The Frisch–Waugh–Lovell theorem states that if the regression we are concerned with is:

 Y = X_1 \beta_1 + X_2 \beta_2 + u \!

where  X_1 and  X_2 are  n \times k_1 and  n \times k_2 respectively and where  \beta_1 and  \beta_2 are conformable, then the estimate of  \beta_2 will be the same as the estimate of it from a modified regression of the form:

 M_{X_1} Y = M_{X_1} X_2 \beta_2 + M_{X_1} u \!,

where  M_{X_1} projects onto the orthogonal complement of the image of the projection matrix  X_1(X_1'X_1)^{-1}X_1' . Equivalently, MX1 projects onto the orthogonal complement of the column space of X1. Specifically,

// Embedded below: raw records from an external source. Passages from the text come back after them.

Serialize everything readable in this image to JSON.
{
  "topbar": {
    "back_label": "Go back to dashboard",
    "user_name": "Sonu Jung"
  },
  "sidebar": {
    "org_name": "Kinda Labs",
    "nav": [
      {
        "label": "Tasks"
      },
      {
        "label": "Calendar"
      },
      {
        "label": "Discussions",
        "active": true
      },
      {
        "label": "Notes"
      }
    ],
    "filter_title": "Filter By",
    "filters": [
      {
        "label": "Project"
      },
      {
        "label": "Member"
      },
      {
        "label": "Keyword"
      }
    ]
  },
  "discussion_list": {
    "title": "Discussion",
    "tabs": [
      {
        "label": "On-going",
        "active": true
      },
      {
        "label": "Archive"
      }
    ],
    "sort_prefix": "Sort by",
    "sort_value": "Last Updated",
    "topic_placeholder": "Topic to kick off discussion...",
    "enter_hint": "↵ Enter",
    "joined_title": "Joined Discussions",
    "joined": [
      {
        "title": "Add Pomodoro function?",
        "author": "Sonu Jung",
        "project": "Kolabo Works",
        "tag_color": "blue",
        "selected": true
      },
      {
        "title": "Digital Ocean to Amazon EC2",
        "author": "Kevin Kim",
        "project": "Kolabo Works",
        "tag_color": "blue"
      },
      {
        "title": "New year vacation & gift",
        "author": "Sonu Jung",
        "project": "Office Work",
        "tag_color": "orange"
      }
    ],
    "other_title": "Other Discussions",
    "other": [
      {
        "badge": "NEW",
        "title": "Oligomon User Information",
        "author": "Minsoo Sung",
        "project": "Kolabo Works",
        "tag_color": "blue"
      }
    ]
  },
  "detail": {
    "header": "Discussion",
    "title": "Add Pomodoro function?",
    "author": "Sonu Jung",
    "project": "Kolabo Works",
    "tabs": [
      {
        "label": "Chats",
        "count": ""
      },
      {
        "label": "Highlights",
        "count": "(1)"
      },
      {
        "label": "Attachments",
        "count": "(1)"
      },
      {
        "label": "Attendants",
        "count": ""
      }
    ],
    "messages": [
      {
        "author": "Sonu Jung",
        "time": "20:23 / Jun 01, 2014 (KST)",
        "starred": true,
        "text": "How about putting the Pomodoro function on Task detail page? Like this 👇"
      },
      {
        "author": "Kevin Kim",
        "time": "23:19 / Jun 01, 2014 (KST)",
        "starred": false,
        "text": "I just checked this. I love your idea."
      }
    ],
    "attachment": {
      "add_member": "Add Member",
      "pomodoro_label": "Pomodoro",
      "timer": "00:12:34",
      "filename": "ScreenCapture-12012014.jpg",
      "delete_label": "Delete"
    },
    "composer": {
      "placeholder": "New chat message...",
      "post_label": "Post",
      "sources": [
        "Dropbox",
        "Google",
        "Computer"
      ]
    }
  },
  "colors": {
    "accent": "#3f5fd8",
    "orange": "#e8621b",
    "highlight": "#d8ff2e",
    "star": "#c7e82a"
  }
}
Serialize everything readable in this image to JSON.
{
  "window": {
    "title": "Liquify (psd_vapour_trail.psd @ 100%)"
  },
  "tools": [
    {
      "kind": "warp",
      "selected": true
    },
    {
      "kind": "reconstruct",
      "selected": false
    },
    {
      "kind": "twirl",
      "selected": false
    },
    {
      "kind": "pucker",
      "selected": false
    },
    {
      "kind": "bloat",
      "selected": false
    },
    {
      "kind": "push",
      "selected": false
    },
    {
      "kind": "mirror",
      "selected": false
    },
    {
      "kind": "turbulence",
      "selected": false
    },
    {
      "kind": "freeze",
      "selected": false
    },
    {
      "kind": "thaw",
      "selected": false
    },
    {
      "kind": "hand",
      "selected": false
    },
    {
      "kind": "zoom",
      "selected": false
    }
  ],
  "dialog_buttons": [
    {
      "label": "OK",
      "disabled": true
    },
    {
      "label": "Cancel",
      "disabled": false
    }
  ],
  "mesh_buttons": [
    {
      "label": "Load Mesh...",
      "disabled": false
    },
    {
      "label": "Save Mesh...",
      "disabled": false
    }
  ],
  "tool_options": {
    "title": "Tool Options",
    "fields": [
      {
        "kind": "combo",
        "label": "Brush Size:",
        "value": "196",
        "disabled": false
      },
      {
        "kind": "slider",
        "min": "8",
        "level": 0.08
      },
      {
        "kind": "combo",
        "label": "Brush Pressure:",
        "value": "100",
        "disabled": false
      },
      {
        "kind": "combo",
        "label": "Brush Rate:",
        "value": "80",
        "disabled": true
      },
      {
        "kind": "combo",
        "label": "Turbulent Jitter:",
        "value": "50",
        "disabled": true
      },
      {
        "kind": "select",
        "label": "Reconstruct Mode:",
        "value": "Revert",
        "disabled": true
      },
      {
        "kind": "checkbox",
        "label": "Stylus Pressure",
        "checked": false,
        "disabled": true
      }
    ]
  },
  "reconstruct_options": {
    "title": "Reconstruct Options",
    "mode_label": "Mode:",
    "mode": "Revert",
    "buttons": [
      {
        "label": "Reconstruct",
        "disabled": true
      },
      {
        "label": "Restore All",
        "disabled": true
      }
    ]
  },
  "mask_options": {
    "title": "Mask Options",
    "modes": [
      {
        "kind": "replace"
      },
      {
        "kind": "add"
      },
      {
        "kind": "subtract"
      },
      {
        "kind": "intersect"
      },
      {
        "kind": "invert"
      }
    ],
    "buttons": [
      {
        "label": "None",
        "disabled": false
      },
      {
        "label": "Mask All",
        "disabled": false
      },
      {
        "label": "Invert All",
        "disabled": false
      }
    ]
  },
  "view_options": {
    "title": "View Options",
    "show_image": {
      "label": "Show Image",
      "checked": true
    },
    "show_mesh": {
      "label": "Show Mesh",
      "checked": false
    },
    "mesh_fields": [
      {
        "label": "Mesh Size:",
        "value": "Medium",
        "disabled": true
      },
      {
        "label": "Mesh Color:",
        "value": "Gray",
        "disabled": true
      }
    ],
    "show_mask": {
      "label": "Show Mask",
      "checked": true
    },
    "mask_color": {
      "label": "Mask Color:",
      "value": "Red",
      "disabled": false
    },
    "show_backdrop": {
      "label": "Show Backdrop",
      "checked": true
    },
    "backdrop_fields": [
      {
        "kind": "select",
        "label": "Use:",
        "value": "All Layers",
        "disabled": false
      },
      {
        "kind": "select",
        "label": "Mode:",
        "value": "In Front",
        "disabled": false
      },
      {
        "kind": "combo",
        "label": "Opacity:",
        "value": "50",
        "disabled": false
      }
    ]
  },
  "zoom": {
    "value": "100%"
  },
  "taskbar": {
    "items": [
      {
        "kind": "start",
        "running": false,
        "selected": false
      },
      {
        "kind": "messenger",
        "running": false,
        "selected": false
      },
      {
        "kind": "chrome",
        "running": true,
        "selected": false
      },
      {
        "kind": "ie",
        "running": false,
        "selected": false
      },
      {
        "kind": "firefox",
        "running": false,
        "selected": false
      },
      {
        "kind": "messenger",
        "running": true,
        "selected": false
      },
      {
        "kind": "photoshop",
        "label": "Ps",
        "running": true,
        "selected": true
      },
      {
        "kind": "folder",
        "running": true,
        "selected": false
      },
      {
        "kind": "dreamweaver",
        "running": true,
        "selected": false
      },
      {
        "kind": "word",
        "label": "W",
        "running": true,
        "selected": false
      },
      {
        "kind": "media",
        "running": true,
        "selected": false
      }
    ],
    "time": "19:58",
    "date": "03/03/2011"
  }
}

 M_{X_1} = I - X_1(X_1'X_1)^{-1}X_1'. \!

This result implies that all these secondary regressions are unnecessary: using projection matrices to make the explanatory variables orthogonal to each other will lead to the same results as running the regression with all non-orthogonal explanators included.